The Washington Post last week ran a good piece on the Pentagon’s use of information operations in Iraq. The story is based on a contract awarded last month to four public relations firms. Under the contract, the Post reports, the companies are charged with producing “media campaigns” that cast U.S. objectives in Iraq in a positive light and convince residents of the barbarism of the insurgency.
The application of information operations during future wars likely will be near the top of the agenda for the new defense leadership. The field is considered key to irregular warfare, which many defense officials believe to be the predominant type of conflict facing America in the foreseeable future.
An August draft version of a yet-unreleased policy directive governing IW says information ops are crucial for neutralizing “adversary propaganda” during Iraq-style counterinsurgency campaigns, as we reported in September.

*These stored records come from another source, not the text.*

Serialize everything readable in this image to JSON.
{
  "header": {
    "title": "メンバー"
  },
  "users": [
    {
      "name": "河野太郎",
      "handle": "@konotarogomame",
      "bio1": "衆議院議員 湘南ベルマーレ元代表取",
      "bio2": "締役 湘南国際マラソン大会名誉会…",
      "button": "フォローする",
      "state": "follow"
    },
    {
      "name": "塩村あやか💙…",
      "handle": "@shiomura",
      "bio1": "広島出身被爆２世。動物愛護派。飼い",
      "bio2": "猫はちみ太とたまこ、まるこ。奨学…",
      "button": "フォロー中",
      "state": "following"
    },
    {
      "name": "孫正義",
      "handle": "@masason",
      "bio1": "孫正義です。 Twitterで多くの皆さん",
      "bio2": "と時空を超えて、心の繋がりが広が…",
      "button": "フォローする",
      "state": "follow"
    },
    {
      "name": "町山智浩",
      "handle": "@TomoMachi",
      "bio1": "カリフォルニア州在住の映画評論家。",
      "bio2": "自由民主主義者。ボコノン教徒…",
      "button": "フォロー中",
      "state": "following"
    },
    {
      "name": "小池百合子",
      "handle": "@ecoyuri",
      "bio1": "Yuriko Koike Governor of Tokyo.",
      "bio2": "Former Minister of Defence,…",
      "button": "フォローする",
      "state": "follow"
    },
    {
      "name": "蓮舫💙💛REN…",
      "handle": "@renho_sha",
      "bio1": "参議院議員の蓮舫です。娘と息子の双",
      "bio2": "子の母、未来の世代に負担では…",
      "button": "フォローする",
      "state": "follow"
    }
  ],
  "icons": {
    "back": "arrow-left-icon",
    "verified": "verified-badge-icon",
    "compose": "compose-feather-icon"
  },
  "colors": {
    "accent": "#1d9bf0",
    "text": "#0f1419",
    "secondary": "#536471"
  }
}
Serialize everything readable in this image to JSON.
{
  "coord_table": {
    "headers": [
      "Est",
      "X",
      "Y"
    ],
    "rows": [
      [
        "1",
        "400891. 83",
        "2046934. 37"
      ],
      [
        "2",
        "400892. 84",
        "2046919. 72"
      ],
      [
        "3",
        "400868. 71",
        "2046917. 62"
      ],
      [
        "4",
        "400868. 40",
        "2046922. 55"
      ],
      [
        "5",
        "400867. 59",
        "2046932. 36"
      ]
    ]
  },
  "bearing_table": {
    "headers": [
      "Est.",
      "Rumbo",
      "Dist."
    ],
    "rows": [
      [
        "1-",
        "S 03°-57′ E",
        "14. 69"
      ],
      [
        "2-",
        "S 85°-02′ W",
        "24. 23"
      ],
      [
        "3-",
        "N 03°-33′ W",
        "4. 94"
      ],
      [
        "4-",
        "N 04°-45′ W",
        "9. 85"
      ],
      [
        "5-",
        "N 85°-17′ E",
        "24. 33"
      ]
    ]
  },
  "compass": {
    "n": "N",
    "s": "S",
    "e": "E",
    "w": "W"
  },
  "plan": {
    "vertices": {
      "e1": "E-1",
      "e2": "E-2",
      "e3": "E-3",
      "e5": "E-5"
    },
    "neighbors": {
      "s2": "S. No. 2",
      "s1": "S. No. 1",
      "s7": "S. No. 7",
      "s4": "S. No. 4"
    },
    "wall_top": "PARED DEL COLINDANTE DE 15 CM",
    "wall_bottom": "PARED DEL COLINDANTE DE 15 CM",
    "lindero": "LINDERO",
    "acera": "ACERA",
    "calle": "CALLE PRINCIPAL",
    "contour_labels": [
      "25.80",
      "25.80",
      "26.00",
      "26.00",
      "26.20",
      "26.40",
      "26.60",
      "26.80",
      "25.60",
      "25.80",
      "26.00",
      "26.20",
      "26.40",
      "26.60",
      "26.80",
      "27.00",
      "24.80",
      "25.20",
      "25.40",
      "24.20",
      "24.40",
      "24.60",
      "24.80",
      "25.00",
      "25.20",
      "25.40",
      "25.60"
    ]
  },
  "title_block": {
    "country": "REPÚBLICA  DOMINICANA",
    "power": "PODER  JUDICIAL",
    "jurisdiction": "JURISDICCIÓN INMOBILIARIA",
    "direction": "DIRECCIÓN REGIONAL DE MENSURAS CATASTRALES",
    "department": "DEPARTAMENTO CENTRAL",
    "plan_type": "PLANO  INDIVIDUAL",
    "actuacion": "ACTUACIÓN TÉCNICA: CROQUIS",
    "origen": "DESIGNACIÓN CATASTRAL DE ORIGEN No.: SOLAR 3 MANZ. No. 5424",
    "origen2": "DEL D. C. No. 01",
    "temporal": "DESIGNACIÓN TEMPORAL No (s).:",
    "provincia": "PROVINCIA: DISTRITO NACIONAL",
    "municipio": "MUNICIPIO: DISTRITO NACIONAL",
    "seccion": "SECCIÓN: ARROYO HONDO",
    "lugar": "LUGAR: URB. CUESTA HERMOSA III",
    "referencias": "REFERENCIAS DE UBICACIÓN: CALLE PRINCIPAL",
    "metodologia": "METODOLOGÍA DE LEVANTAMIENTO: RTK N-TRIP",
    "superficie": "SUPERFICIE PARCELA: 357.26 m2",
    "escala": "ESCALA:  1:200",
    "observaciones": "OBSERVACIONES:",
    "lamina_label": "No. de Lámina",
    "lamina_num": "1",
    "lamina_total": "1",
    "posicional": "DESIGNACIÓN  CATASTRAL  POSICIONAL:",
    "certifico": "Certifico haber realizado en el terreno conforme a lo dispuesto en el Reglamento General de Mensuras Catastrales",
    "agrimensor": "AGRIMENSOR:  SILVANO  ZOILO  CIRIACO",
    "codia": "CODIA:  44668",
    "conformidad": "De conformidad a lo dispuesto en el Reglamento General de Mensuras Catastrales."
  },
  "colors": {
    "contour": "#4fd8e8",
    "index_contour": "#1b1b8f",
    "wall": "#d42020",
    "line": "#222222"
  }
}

Exactly how this should be done isn’t all that clear yet, according to experts and officials, who say some thorny issues remain to be resolved.
For example, one question is who should be in charge of conducting information operations. “IO authorities have been a subject of much contention from the outset over a decade ago,” one expert writes.
While the authority to employ IO initially rested solely with the “national command authority,” which consists of the president and the defense secretary, the combatant commanders were given more power over IO some years ago, this expert said. “Now ((it is)) a bit of pulling and hauling, with many hoping a balanced result will ensue.”
There also were instances of friction among the COCOMs themselves, we’re told. One official described a “food fight” breaking out at one point over operational control of IO forces and equipment between U.S. Strategic Command and U.S. Central Command as part of the military’s “Countering Adversary Use of the Internet” program.
That program targets the online propaganda efforts of violent Islamic extremists, we reported last month.
In that context, the now-declassified Rumsfeld-era information operations roadmap, from 2003, remains a great read.
-- Sebastian Sprenger